People living in such neighborhoods are also better positioned to identify community members who are so disturbed that they would perpetrate a tragedy like the one in Newtown. That part of Connecticut retains a sense of village life — Newtown has a vestigial grazing commons, and at the main intersection in one of its village centers, cars make an awkward left turn around an aged flagpole. But like elsewhere in America, it hosts shopping centers and modern suburban sprawl. No place in America can remain aloof from the individualist culture of consumerism, a culture in which true community is increasingly difficult to find. If there’s no true community, there can be no sturdy web of community relations that functions to integrate estranged individuals and either guide them toward positive expression of their urges or toward getting the help they need to deal with their sorrows and grievances.

To prevent future Newtowns and Columbines, I personally think that yes, we’ll need to address the efficient and material causes of gun violence.

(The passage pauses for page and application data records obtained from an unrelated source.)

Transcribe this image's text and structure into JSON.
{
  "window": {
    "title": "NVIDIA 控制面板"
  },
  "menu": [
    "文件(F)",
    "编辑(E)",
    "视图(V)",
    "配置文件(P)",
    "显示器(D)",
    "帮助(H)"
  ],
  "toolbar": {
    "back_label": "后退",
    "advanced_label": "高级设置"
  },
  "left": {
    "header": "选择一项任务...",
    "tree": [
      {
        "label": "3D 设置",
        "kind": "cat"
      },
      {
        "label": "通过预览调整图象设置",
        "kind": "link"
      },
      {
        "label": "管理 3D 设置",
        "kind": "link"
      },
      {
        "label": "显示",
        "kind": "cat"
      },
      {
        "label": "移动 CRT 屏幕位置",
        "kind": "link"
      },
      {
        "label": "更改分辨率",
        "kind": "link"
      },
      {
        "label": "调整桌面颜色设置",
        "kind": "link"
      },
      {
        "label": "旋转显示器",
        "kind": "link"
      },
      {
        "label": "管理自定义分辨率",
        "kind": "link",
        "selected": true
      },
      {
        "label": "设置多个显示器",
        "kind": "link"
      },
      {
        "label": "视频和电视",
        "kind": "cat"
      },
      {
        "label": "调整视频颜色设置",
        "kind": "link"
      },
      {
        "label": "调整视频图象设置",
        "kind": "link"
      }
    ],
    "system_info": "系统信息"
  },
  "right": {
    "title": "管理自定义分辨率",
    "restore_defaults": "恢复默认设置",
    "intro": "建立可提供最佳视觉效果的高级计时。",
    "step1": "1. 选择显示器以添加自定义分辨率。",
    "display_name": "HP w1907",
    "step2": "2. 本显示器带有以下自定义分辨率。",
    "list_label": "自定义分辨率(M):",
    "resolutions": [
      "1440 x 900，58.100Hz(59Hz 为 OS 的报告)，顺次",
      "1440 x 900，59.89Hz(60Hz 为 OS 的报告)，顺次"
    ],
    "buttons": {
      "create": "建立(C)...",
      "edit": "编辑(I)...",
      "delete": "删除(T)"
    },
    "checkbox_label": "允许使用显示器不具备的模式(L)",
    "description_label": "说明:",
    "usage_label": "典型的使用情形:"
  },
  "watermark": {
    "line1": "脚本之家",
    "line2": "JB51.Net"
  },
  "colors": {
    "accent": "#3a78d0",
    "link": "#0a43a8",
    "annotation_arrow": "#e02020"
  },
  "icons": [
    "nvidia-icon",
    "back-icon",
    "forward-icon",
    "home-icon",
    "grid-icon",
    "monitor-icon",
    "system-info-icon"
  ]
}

We’ll need to make it harder for shooters to get hold of assault weapons and make it harder for them to walk unopposed into our civic and public spaces — our schools, our movie theaters and shopping malls. Others will of course disagree, but I think action on these fronts is long overdue.

But we also need to get at the final and formal causes. That means rebuilding the sustainable communities that once held Americans in their supportive embrace, communities that were spun apart by cheap energy and the ease of automotive transport. We can recover them by demanding walkable neighborhoods; by refusing to participate in the infinite-planet economy of Mall and Sprawl America with its big boxes and anonymous spaces; by choosing instead to live, think, breathe, laugh, love, shop, own, create, recreate, educate, and be politically active locally, with people we know and can see face to face. Ultimately it’s impossible to take care of each other, our public spaces, our landscapes and our children on any other scale.

Re-localizing our lives in these ways won’t solve every problem and it’s unlikely to eliminate gun violence completely. There are always going to be people whose mental imbalances make them a challenge to society and sometimes a danger to others. But regrounding our collective lives in post-petroleum, sustainable neighborhoods opens one avenue of positive change, a change we must make if we are to reduce our levels of interpersonal violence to those in other industrialized nations.

This much seems clear: cheap energy and a physical and social world designed for cars and consumers aren’t ecologically sustainable. Neither is the perpetual-growth economy that produced them. We seem to be discovering that they aren’t socially sustainable either.

Regular contributor Eric Zencey is the author, most recently, of The Other Road to Serfdom and the Path to Sustainable Democracy and Greening Vermont: The Search for a Sustainable State.

What do you think? Leave a comment below.

Sign up for regular Resilience bulletins direct to your email.

Take action!  

Make connections via our GROUPS page.
Start your own projects. See our RESOURCES page.
Help build resilience. DONATE NOW.


Time to rain money on Main Street

When an article appears in Foreign Affairs, the mouthpiece of the …

Whose century is it?: The Trans-Pacific Partnership, Food and the “21st-Century Trade Agreement”

There isn’t a single TPP chapter on agriculture in TPP; rather, issues …

Building a Local Movement: Transition Winnipeg Embraces the Steady State Economy

Perhaps post-growth thinkers need to embrace a both/and strategy—both …

16 Worker Coops Redefining the Cooperative Movement

 The worker cooperative movement has hit a new stride. Here are some of …

Colonization by Bankruptcy: The High-stakes Chess Match for Argentina

Argentina is playing hardball with the vulture funds, which have been trying …

From Bitcoin to Burning Man and Beyond

I'm happy to announce that a new collection of essays that I've co-edited …

Looting the public

I think we’ve got to the point where we have to name British politics …